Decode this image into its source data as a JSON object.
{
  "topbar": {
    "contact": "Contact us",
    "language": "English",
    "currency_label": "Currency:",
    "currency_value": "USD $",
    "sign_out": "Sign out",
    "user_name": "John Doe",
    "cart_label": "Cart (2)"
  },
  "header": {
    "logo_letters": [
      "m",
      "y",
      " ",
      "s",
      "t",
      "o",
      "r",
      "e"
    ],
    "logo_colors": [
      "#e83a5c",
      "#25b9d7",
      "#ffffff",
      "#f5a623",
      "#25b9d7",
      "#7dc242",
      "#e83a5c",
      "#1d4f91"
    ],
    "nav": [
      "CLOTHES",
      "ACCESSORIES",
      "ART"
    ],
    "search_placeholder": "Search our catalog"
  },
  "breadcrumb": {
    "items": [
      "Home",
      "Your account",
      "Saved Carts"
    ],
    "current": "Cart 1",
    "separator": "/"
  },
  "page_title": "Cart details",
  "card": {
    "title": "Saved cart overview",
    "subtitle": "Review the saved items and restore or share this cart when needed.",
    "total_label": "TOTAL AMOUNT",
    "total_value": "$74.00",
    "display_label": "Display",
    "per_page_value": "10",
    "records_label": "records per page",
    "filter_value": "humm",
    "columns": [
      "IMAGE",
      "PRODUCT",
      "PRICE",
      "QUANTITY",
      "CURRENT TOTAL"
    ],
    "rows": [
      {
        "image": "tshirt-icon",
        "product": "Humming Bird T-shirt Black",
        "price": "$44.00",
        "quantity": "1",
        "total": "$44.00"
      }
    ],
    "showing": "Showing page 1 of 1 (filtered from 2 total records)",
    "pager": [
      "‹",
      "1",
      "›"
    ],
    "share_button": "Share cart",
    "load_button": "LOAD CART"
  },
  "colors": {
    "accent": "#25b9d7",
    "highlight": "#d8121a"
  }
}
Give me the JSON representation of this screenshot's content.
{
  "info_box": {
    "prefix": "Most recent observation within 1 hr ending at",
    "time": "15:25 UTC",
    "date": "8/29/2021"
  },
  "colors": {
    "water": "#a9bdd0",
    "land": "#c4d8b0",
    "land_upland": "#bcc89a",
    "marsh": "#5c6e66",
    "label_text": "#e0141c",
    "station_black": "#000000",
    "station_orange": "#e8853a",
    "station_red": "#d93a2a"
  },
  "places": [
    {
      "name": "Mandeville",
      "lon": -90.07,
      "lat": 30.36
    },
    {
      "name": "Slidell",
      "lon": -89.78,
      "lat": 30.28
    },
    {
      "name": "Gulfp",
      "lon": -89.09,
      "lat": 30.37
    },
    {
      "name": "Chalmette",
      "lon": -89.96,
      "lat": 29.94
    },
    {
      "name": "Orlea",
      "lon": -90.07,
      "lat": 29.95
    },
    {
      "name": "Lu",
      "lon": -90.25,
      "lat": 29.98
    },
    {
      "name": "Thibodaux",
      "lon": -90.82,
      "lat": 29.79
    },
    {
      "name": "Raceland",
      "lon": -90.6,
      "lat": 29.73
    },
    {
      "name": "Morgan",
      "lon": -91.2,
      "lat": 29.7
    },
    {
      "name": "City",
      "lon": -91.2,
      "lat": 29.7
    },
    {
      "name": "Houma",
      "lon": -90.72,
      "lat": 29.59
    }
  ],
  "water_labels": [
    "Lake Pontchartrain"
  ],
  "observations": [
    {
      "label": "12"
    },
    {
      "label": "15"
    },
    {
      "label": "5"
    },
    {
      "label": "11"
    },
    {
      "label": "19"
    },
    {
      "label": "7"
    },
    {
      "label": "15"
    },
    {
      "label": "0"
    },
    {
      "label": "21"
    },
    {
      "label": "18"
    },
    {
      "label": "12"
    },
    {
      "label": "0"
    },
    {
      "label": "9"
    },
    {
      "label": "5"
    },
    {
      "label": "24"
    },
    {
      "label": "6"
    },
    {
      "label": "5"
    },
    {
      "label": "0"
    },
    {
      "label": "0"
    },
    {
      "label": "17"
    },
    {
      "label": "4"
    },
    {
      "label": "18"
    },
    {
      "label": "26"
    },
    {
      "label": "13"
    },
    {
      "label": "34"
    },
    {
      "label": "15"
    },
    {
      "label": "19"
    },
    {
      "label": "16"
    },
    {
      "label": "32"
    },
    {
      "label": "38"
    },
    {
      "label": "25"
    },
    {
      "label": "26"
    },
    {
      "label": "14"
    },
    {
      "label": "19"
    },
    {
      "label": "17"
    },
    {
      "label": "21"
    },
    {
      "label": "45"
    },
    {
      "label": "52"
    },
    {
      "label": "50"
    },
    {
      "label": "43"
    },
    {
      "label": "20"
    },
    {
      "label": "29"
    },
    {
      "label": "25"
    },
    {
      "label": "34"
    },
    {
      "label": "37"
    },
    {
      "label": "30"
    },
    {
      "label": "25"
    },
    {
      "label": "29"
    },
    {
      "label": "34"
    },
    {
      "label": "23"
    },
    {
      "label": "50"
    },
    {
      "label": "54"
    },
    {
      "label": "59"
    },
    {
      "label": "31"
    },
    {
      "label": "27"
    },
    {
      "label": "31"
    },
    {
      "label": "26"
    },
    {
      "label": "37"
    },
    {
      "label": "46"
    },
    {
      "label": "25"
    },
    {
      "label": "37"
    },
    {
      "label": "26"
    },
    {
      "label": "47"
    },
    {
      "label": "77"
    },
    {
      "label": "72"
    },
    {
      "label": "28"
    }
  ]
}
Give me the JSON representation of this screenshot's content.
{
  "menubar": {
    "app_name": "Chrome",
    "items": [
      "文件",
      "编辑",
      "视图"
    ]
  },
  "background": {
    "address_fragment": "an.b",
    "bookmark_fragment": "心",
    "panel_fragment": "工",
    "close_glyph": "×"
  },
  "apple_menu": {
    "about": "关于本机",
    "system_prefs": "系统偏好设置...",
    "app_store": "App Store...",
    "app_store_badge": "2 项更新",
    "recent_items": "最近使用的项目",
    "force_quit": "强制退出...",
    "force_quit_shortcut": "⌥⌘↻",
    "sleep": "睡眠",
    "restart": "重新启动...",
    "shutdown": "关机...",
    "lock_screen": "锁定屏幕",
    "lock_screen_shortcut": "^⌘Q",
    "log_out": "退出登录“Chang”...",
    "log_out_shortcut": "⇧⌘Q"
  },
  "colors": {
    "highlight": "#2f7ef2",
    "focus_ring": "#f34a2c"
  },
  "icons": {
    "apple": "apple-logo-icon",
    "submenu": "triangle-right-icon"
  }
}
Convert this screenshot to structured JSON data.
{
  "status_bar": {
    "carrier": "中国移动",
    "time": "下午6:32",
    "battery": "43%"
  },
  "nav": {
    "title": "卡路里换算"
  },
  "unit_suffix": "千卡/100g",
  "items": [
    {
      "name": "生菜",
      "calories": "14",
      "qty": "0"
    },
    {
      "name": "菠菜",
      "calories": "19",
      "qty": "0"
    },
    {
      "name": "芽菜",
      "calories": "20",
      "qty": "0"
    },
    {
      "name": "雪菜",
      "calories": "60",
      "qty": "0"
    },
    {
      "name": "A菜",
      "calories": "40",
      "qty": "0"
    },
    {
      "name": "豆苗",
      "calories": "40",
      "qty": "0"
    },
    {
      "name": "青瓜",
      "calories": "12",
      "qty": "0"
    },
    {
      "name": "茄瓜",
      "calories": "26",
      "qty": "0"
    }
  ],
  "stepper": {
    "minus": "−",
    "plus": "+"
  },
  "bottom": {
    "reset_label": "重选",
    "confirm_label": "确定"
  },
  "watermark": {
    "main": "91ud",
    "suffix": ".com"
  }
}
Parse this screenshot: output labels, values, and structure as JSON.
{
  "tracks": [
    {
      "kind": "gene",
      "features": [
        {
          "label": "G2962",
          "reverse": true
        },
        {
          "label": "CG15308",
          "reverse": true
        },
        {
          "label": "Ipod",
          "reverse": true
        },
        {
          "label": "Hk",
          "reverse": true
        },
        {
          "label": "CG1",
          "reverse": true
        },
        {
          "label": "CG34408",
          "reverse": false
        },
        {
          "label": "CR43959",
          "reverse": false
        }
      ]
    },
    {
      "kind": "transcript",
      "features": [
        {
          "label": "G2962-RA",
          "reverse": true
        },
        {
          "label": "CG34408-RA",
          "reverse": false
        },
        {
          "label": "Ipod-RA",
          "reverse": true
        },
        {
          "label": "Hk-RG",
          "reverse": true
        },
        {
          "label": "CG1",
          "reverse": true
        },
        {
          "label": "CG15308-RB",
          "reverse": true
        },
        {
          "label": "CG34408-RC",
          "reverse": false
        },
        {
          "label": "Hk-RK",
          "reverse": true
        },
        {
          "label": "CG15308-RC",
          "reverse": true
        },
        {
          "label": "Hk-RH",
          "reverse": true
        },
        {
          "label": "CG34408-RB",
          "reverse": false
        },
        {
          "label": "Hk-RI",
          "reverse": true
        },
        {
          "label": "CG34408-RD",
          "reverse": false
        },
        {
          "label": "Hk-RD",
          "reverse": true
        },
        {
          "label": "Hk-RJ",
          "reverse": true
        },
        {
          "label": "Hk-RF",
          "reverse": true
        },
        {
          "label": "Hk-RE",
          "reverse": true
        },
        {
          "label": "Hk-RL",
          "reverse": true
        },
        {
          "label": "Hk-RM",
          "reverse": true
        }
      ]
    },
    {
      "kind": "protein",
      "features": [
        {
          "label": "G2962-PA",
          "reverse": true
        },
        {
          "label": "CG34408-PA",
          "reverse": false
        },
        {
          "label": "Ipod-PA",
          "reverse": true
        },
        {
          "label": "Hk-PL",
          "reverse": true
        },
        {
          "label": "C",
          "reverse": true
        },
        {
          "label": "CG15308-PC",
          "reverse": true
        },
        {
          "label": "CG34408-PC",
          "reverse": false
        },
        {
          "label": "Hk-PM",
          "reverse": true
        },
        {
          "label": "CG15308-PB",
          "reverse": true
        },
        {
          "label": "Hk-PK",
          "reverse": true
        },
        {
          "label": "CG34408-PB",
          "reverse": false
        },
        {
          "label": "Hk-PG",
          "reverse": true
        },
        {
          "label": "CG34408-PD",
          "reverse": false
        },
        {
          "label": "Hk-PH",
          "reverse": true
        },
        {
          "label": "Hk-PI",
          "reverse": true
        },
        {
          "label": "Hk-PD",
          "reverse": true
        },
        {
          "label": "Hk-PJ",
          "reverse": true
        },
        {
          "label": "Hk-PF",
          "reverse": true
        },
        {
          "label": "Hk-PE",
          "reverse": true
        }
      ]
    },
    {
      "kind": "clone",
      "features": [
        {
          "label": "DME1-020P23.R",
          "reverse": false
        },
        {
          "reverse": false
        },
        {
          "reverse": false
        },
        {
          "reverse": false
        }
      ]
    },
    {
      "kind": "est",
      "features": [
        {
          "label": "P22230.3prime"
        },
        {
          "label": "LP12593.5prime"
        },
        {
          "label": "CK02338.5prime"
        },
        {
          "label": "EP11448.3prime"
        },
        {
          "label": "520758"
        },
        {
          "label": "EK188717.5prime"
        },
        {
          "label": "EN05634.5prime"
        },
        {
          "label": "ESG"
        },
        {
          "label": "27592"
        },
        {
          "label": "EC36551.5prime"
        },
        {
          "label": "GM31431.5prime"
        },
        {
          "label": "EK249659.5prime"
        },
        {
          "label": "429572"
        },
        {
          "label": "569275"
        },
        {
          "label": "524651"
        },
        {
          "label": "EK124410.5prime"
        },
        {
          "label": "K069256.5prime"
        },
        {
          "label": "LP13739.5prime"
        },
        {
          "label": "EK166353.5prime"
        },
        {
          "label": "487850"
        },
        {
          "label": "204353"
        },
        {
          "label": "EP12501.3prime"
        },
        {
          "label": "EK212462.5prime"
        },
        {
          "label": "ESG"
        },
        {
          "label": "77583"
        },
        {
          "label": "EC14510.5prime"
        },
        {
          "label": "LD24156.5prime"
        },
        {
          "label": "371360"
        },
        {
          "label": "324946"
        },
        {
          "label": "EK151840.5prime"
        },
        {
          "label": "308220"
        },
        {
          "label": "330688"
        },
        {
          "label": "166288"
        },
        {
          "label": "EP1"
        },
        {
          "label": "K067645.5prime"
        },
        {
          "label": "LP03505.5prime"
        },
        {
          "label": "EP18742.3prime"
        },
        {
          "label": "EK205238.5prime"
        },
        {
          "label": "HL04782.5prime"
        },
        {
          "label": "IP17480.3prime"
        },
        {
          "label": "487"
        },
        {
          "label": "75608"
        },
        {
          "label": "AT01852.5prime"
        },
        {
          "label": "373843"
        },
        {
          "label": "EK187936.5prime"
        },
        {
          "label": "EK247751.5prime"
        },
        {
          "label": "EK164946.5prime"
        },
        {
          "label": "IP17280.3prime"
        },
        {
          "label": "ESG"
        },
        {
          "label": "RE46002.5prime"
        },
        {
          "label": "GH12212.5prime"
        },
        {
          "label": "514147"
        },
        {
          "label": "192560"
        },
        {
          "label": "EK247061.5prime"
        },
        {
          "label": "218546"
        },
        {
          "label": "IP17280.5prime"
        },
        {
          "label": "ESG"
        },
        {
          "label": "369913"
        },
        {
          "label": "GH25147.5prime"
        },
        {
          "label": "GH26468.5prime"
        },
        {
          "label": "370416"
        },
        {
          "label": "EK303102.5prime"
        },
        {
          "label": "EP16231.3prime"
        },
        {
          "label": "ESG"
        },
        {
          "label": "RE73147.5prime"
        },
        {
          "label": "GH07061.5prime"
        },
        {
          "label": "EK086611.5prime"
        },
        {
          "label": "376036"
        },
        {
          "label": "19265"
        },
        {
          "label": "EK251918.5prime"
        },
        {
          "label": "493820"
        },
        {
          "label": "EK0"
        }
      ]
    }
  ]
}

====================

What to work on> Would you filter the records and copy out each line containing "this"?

Your solution>
Decode this image into its source data as a JSON object.
    "subtitle": "Review the saved items and restore or share this cart when needed.",
Give me the JSON representation of this screenshot's content.
Give me the JSON representation of this screenshot's content.
Convert this screenshot to structured JSON data.
Parse this screenshot: output labels, values, and structure as JSON.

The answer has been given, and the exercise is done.